The job also gave him a grounding in interacting with politicians and high-ranking public officials. “I loved the challenge of starting something, growing it and positioning it for success,” he recalls.

After a seven-year spell at ERB, he moved to Barclays in order to learn about the workings of a global blue-chip multinational financial institution. “Even though I only spent two years in Barclays, I joined as finance manager/deputy finance director and I was able to apply my training as a CA, to be at the centre of driving the performance of the business,” he comments.

The relatively short stay was deliberate. Mubipe had already been thinking about whether it was possible to fulfil his aim of making an impact in the lives of others within the structure of a large corporate like Barclays. A chance call from a friend in Johannesburg, to discuss setting up an SME-focused financing business, set him on his path. “I thought, ‘this must be a rare chance’. I was thinking of leaving [Barclays] and I assessed the opportunity in the context of whether it would give me the opportunity to pursue my purpose in life, and I quickly saw it was exactly what I needed. I teamed up with this friend of mine to set up Focus Financial Services.”

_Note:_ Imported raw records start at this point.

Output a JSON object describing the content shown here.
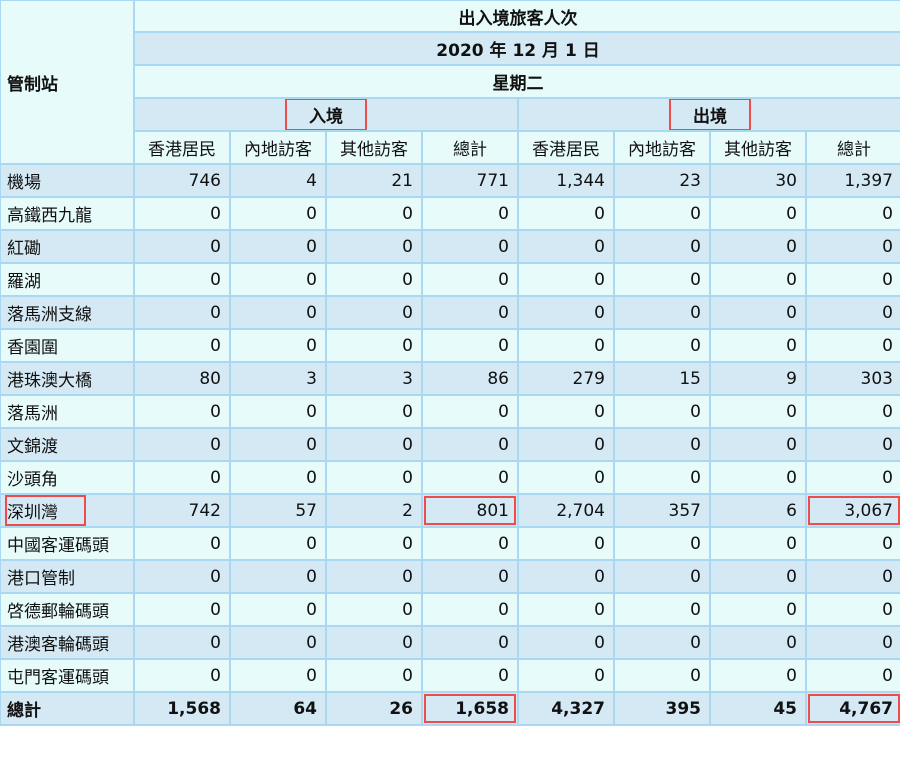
{
  "table": {
    "station_header": "管制站",
    "title": "出入境旅客人次",
    "date": "2020 年 12 月 1 日",
    "weekday": "星期二",
    "groups": [
      {
        "label": "入境",
        "highlighted": true
      },
      {
        "label": "出境",
        "highlighted": true
      }
    ],
    "subcolumns": [
      "香港居民",
      "內地訪客",
      "其他訪客",
      "總計",
      "香港居民",
      "內地訪客",
      "其他訪客",
      "總計"
    ],
    "rows": [
      {
        "name": "機場",
        "values": [
          "746",
          "4",
          "21",
          "771",
          "1,344",
          "23",
          "30",
          "1,397"
        ]
      },
      {
        "name": "高鐵西九龍",
        "values": [
          "0",
          "0",
          "0",
          "0",
          "0",
          "0",
          "0",
          "0"
        ]
      },
      {
        "name": "紅磡",
        "values": [
          "0",
          "0",
          "0",
          "0",
          "0",
          "0",
          "0",
          "0"
        ]
      },
      {
        "name": "羅湖",
        "values": [
          "0",
          "0",
          "0",
          "0",
          "0",
          "0",
          "0",
          "0"
        ]
      },
      {
        "name": "落馬洲支線",
        "values": [
          "0",
          "0",
          "0",
          "0",
          "0",
          "0",
          "0",
          "0"
        ]
      },
      {
        "name": "香園圍",
        "values": [
          "0",
          "0",
          "0",
          "0",
          "0",
          "0",
          "0",
          "0"
        ]
      },
      {
        "name": "港珠澳大橋",
        "values": [
          "80",
          "3",
          "3",
          "86",
          "279",
          "15",
          "9",
          "303"
        ]
      },
      {
        "name": "落馬洲",
        "values": [
          "0",
          "0",
          "0",
          "0",
          "0",
          "0",
          "0",
          "0"
        ]
      },
      {
        "name": "文錦渡",
        "values": [
          "0",
          "0",
          "0",
          "0",
          "0",
          "0",
          "0",
          "0"
        ]
      },
      {
        "name": "沙頭角",
        "values": [
          "0",
          "0",
          "0",
          "0",
          "0",
          "0",
          "0",
          "0"
        ]
      },
      {
        "name": "深圳灣",
        "values": [
          "742",
          "57",
          "2",
          "801",
          "2,704",
          "357",
          "6",
          "3,067"
        ]
      },
      {
        "name": "中國客運碼頭",
        "values": [
          "0",
          "0",
          "0",
          "0",
          "0",
          "0",
          "0",
          "0"
        ]
      },
      {
        "name": "港口管制",
        "values": [
          "0",
          "0",
          "0",
          "0",
          "0",
          "0",
          "0",
          "0"
        ]
      },
      {
        "name": "啓德郵輪碼頭",
        "values": [
          "0",
          "0",
          "0",
          "0",
          "0",
          "0",
          "0",
          "0"
        ]
      },
      {
        "name": "港澳客輪碼頭",
        "values": [
          "0",
          "0",
          "0",
          "0",
          "0",
          "0",
          "0",
          "0"
        ]
      },
      {
        "name": "屯門客運碼頭",
        "values": [
          "0",
          "0",
          "0",
          "0",
          "0",
          "0",
          "0",
          "0"
        ]
      }
    ],
    "total": {
      "name": "總計",
      "values": [
        "1,568",
        "64",
        "26",
        "1,658",
        "4,327",
        "395",
        "45",
        "4,767"
      ]
    }
  },
  "colors": {
    "row_light": "#e7fcfa",
    "row_dark": "#d5e9f5",
    "border": "#a9d9f2",
    "highlight": "#ee4b4b"
  }
}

Having started off providing short-term working capital, Focus is now a diversified group with businesses in short-term insurance, investment banking and life assurance. Mubipe’s current role is Deputy Group Chief Executive and Managing Director, responsible for Focus Financial Services and driving group strategy.

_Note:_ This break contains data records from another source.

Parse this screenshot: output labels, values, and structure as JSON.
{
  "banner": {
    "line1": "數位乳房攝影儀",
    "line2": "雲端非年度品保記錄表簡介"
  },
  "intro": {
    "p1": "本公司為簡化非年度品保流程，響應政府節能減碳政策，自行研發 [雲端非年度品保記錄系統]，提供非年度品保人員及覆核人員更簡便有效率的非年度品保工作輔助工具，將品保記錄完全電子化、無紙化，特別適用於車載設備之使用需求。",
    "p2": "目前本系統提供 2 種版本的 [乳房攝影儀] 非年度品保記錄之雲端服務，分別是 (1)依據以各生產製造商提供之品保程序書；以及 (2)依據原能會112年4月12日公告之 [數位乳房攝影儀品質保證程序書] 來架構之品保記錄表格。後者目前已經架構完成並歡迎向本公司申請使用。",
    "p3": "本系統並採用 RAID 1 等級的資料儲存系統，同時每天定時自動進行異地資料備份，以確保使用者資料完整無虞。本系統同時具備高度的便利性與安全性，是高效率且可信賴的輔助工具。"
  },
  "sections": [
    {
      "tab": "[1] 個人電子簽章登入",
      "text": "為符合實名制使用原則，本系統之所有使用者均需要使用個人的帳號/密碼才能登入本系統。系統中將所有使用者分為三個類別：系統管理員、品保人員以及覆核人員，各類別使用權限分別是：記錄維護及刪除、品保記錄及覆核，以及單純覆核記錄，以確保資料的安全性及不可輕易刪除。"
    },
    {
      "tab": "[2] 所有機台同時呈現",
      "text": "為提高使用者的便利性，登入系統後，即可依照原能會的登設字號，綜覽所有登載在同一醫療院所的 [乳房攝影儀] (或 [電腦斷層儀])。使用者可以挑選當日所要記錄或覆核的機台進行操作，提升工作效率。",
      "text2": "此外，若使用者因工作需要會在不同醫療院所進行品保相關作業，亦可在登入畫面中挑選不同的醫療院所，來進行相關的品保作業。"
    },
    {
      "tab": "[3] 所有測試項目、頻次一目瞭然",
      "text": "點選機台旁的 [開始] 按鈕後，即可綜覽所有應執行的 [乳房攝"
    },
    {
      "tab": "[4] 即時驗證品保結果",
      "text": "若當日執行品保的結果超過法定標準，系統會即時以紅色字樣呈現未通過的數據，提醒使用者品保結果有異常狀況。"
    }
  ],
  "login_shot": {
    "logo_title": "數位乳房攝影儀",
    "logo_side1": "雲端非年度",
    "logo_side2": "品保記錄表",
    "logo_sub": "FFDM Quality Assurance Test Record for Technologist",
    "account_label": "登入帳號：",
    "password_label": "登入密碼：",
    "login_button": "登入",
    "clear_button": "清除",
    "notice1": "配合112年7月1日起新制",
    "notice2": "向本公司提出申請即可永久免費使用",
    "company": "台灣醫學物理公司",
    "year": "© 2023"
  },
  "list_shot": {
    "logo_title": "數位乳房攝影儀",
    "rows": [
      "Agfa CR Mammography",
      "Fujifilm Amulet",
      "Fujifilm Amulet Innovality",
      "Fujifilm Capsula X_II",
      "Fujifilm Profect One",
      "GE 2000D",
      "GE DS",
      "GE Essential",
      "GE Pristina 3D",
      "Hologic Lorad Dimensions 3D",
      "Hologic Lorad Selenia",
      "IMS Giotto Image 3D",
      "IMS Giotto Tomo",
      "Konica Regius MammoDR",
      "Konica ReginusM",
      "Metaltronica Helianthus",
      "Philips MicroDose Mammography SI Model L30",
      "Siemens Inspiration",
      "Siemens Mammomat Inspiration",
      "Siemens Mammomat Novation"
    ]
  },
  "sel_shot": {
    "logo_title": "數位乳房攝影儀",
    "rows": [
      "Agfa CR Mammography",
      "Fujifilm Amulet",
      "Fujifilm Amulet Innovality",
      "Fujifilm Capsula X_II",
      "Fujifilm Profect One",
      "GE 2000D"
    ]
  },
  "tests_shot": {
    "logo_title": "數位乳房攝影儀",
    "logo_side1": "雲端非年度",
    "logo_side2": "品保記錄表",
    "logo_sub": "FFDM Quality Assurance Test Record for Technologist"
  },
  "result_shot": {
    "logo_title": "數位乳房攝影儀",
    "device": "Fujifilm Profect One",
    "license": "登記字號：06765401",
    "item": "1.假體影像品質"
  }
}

The philosophy of making an impact in people’s lives has been a guiding light through all points in his career. “I believe that in life, one must have a purpose, then create the strategy of how to achieve that, and then, pursue it relentlessly. Jobs, in my opinion, should be evaluated in the context of a bigger idea: what does the person stand for? That is the only way, in my opinion, that you can remain energised as an employee. If a job helps you achieve your bigger ambition in life – which has to do with how you can contribute to society and the community from which you come – I’m happy. I was educated in public schools. The Government spent money on me in the form of university education and, frankly, I feel this is my way of paying back to society.”


Have a clear business model

That sounds basic, but it’s shocking how many businesses don’t fully understand what the business idea is, and how it responds to market needs and whether that makes sense and does responding to those needs make enormous logic. In other words, how does the business make money?

Strategy should deepen what works for the business model

If you do what works for the business model, it means that you’re going to be successful and more squarely meet the needs of the market and design an organisation that better fulfils those needs. It’s then very easy to design a strategy around the levers of value creation.

Understand your real competitive threats

A lot of businesses are preoccupied with the competition and market intelligence, but that validates the organisation as a follower and misses the real threats. If a business model becomes outdated or irrelevant, that’s the real threat.


Senior Associate, PwC Zambia

I was a young man straight out of university and I picked up a good work ethic that has stayed with me, 20 years on. I was working on financial services, or banking, then second was mining and third was telecoms.

Energy Regulation Board

Here, I began to learn management skills and to me that was valuable. We learned how to interact at a very high level with ministers, politicians and public officials. There were times that we had to present to the President, to put across a view that was different from high-ranking officials… You have to quickly understand the key issues, apply your mind as a Chartered Accountant and interrogate the business to understand what’s going on. You can’t negotiate successfully without being in the position of knowing what you are talking about.

Deputy Finance Director at Barclays in Zambia

Within four months of joining, I was put on the group executive leadership programme for Barclays Africa and that meant that I was part of the pipeline of executive talent in line to become country CEO. It is an achievement I am very proud of, since I had just joined the bank.